Reducing the psychological distress of patients diagnosed with a common, incurable disease of the retina
Effective communication by health professionals may be key to reducing the psychological impact of ‘dry’ age-related macular degeneration diagnosis, says City study
This week is Macular Week (24-30th June 2019). Macular disease is the biggest cause of sight loss in the UK, with around 300 people diagnosed every day.
A new study from City, University of London suggests that effective communication from eye health professionals may help reduce patient fears after they are diagnosed with the ‘dry’ form of age-related macular degeneration (AMD).
Dry AMD is a currently incurable, progressive disease of the macular, the central part of the retina through which we see the world directly in front of us.
AMD is responsible for 50% of severe sight impairment registrations in England and Wales, and there are currently an estimated 1.5m people in the UK with sight loss caused by some form of macular disease, with dry AMD the most common form.

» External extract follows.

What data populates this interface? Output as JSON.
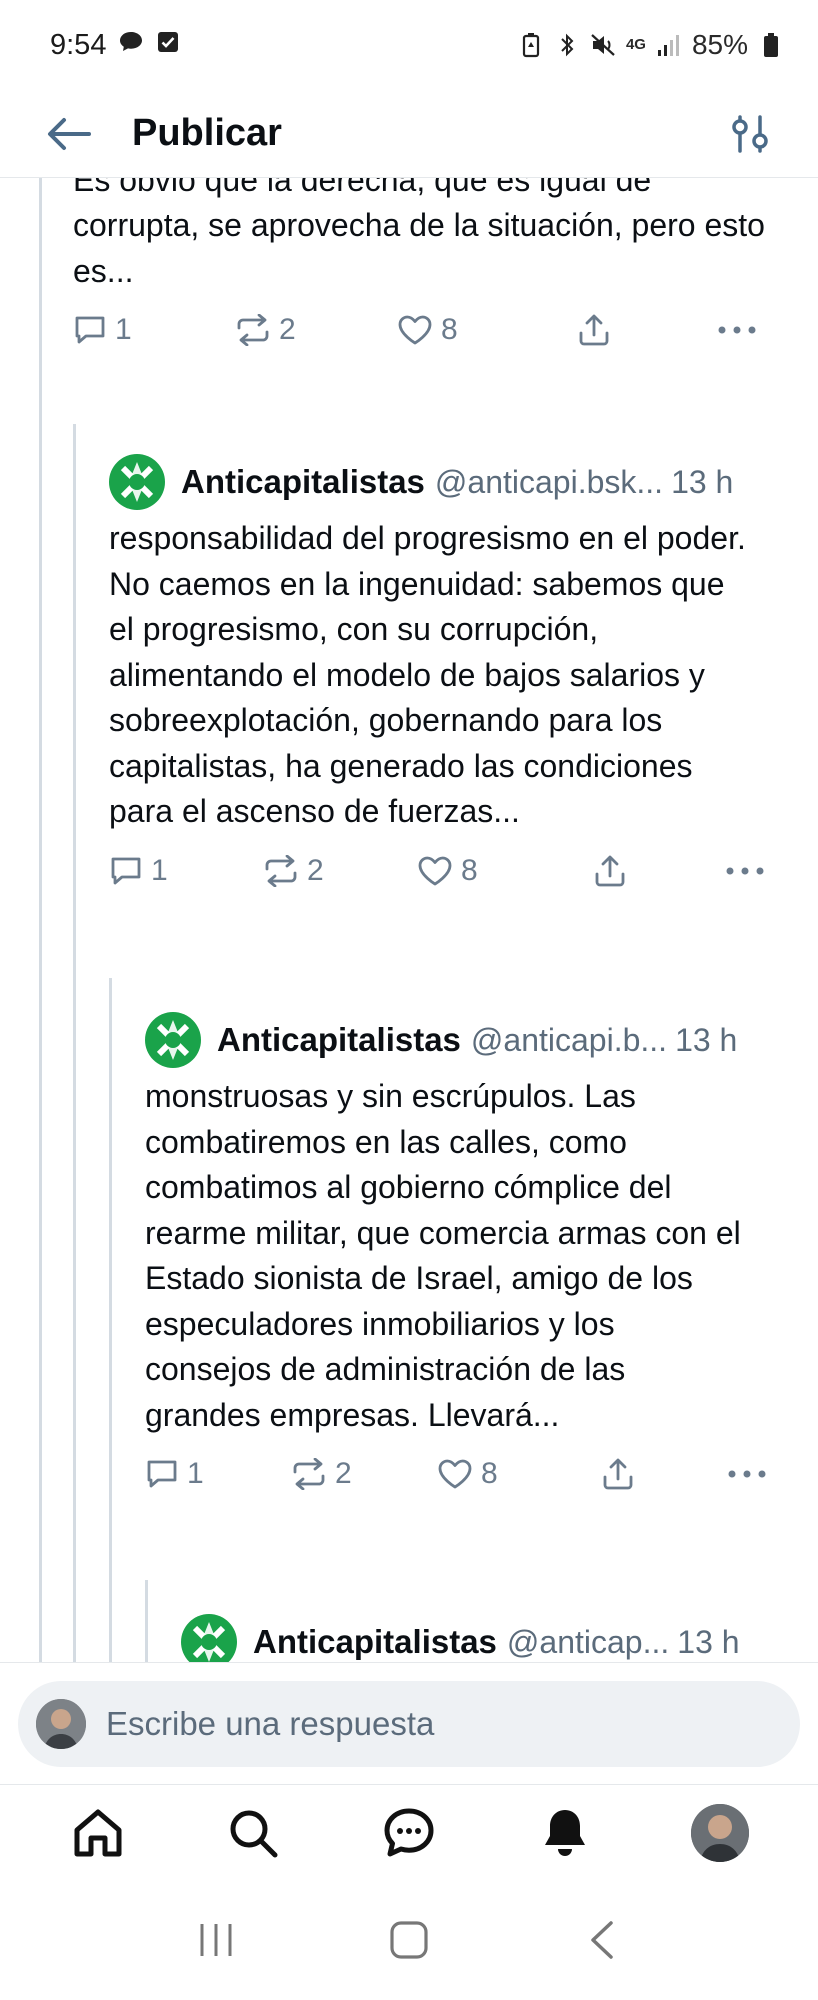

Whilst the progressive sight loss from dry AMD does not generally lead to complete blindness, it can make recognising faces and everyday activities like reading, watching television, and driving difficult. Symptoms may begin as a blurring or distortion of the central vision, and lead to a complete blind spot (scotoma) of the central vision.
The onset of dry AMD may not be accompanied by symptoms, and may be diagnosed as part of a routine eye check by an optometrist or other health professional.
The new study involved 27 participants at various stages of dry AMD progression, who received an eye examination and then took part in a semi-structured interview to gauge the impact their diagnosis and symptoms had on their lives in the short and longer term. A ‘framework’ analysis was used to capture key themes, and issues from participants to inform recommendations.
Principal Investigator, Professor David Crabb and first author of the study Dr Deanna Taylor discuss AMD and the research
These patients reported a range of responses, including how they reacted to being diagnosed with dry AMD as an incurable condition. One patient reported:
At the end of the day he just said you’ve got dry macular degeneration, end of story and that’s how he put it; end of story. So I said to him, what do you mean end of story? He said well that’s it, there’s nothing we can do, there’s no cure for it so there’s nothing we can recommend you do, which is quite a big shock.
With another commenting:
‘I don’t hold out a lot of hope, although I do have a little spark that maybe something can be done eventually about it’.
Other recommendations made by the study include standardising the rehabilitation pathways across the eye care sector, which could include referral to an Eye Clinic Liaison Officer (ECLO) to discuss information about dry AMD, and to refer patients to other relevant support services.
David Crabb, Professor of Statistics and Vision Research at City, University of London, who led the research team, said:
“What I learned from the research is that there are many people diagnosed with dry AMD who perceive the impact of the condition on their daily life as considerable, whilst their measurable visual function remains reasonable. Many fear going blind, and suffer a great deal of anxiety, particularly with the current lack of a treatment for the condition.
“Much of this distress might be allayed through more supportive conversations with their eye health professionals, and receiving timely information about the disease and outcomes, and referral to any further necessary support.”
The study was published in the journal, Eye.
Find out more about the work of the CrabbLab.